### To do
Scan the data beneath this task and copy each line that includes "Idhammar".
● ● ● ● ● ● ●
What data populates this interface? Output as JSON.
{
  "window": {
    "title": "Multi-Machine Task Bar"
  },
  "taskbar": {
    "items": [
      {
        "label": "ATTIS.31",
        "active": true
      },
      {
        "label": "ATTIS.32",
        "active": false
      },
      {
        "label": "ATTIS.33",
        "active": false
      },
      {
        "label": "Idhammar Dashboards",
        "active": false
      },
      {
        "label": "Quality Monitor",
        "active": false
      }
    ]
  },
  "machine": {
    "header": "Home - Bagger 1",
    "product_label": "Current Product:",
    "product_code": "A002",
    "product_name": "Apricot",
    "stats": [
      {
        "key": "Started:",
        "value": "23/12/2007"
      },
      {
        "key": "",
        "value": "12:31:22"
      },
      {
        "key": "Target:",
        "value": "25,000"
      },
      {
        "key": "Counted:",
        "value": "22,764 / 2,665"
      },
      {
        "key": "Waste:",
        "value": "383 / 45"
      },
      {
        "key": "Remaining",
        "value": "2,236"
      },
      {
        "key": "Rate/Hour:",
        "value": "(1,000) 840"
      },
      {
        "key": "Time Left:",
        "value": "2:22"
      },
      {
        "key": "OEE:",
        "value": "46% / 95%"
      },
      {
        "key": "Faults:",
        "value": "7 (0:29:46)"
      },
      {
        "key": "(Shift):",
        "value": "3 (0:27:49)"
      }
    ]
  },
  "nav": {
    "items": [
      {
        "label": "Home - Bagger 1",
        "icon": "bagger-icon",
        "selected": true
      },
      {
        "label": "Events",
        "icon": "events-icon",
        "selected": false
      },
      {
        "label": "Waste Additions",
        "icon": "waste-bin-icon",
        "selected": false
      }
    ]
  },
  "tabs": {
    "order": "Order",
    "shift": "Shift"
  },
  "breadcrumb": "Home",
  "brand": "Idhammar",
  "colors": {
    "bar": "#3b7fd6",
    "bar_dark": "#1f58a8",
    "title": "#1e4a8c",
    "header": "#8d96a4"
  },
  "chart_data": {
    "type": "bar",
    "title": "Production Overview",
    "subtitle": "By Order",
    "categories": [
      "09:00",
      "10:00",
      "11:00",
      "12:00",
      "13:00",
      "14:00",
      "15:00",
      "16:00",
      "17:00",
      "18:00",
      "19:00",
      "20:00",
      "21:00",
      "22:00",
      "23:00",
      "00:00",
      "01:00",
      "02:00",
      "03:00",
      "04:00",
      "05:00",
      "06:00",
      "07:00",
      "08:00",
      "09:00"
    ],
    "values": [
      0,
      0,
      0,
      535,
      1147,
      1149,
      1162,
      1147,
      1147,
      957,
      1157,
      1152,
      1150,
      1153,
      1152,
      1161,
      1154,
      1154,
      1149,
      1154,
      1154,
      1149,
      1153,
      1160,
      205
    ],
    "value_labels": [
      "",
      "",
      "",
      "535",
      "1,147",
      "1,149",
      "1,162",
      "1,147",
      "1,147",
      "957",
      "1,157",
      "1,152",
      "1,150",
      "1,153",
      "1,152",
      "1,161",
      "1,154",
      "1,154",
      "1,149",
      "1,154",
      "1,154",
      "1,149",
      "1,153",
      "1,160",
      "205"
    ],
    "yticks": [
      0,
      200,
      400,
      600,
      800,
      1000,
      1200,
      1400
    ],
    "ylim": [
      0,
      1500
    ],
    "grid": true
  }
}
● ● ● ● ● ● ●
### Output of the exercise
        "label": "Idhammar Dashboards",
  "brand": "Idhammar",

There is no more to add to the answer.